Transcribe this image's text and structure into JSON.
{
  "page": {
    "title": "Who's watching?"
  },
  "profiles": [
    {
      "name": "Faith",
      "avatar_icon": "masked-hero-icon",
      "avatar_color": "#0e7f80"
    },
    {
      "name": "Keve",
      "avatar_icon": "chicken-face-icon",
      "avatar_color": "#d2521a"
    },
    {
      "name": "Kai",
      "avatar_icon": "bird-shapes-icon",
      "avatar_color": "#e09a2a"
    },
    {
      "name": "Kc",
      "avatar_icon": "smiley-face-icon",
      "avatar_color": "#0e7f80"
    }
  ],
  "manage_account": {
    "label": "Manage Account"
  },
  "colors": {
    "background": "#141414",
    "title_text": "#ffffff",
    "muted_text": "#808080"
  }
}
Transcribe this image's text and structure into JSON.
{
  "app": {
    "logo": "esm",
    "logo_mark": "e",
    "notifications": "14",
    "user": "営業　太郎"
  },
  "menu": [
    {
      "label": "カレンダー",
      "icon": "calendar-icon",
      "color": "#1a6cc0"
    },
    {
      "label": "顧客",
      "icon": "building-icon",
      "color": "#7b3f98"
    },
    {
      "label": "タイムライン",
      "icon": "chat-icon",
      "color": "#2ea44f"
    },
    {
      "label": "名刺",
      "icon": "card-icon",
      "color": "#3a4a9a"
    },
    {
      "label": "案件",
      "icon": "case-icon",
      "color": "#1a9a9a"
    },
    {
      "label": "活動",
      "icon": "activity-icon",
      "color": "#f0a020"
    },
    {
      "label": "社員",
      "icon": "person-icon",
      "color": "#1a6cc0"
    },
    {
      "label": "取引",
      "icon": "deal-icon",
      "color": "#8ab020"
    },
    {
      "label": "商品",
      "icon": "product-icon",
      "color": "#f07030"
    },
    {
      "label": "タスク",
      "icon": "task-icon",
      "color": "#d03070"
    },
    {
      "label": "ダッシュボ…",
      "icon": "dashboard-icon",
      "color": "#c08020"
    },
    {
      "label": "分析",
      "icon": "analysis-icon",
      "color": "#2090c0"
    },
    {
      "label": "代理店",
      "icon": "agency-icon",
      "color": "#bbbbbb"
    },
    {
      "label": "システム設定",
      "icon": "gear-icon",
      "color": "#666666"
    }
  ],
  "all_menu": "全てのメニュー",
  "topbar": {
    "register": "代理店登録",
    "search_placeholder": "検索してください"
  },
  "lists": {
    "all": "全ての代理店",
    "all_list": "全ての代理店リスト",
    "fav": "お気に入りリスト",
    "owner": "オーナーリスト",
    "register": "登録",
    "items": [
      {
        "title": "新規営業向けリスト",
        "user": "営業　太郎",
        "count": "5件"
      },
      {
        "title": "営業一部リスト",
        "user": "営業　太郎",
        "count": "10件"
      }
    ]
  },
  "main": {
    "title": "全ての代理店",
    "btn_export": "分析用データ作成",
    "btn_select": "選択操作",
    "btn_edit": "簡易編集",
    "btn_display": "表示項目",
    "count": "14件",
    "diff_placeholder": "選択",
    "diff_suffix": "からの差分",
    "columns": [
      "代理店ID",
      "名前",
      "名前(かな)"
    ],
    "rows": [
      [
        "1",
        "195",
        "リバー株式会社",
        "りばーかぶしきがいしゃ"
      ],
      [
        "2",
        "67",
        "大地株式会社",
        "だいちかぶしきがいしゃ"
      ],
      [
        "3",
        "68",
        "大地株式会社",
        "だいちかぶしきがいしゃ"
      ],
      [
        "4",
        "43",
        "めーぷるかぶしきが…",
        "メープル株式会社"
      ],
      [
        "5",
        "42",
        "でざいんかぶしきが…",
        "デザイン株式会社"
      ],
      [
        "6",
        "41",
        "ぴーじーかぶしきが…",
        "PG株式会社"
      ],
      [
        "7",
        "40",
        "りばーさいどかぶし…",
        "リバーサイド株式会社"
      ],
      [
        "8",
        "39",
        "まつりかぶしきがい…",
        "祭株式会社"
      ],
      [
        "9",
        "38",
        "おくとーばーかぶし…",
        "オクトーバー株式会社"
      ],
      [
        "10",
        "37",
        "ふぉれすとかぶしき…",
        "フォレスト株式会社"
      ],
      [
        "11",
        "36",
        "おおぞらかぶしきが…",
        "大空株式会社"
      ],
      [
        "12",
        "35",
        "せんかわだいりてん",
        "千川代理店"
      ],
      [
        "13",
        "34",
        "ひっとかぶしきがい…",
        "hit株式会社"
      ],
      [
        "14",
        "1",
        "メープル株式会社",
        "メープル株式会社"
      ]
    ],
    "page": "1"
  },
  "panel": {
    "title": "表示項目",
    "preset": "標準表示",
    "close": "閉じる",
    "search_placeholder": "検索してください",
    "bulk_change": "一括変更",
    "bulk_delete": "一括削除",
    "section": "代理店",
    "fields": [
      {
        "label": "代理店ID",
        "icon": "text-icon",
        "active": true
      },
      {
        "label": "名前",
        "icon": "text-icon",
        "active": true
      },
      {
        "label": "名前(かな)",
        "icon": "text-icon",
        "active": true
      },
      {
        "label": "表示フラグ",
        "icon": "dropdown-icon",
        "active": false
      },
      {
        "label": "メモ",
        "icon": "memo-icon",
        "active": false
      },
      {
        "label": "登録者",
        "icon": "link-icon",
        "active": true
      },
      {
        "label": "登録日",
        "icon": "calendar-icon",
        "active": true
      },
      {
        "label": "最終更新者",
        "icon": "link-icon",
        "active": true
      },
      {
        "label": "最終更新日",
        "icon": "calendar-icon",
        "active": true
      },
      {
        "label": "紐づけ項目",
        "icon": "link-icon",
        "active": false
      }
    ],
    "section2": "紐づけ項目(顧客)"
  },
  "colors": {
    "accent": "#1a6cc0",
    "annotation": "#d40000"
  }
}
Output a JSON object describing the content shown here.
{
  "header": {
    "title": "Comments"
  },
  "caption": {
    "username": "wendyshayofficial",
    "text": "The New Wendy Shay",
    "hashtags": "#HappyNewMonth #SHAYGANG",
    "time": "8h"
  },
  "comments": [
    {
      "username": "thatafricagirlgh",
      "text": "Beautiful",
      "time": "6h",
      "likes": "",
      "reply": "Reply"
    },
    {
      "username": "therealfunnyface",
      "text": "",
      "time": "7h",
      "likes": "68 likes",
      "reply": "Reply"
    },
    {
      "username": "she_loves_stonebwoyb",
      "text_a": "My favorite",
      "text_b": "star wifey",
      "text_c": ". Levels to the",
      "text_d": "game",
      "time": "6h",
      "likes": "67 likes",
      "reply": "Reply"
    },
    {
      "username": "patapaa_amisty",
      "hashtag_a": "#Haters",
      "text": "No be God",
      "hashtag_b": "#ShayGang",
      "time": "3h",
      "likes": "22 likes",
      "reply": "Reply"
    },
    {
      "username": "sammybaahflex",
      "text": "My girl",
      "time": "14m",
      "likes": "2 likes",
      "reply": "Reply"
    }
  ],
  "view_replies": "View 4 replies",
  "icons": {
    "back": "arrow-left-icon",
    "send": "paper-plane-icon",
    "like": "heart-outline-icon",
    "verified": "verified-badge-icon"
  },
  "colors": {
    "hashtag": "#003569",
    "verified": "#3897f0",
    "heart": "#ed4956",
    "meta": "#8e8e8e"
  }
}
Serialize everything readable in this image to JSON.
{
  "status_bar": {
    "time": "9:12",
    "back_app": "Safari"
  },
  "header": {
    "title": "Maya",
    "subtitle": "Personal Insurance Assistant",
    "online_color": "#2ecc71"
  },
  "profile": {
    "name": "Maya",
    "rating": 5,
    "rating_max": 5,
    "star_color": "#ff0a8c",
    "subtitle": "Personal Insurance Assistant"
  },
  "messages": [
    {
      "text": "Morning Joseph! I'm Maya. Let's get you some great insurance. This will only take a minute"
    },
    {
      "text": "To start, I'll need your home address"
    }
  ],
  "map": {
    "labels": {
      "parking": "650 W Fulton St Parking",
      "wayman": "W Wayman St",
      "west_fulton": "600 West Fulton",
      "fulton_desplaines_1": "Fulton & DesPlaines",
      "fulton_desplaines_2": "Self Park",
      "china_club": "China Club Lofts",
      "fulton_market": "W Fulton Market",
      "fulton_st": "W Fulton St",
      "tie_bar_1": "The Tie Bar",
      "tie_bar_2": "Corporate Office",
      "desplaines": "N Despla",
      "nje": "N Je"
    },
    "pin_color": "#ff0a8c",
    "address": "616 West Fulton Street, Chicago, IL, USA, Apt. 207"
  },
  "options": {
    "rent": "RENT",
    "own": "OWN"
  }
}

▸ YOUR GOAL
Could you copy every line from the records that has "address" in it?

▸ OUTPUT
      "text": "To start, I'll need your home address"
    "address": "616 West Fulton Street, Chicago, IL, USA, Apt. 207"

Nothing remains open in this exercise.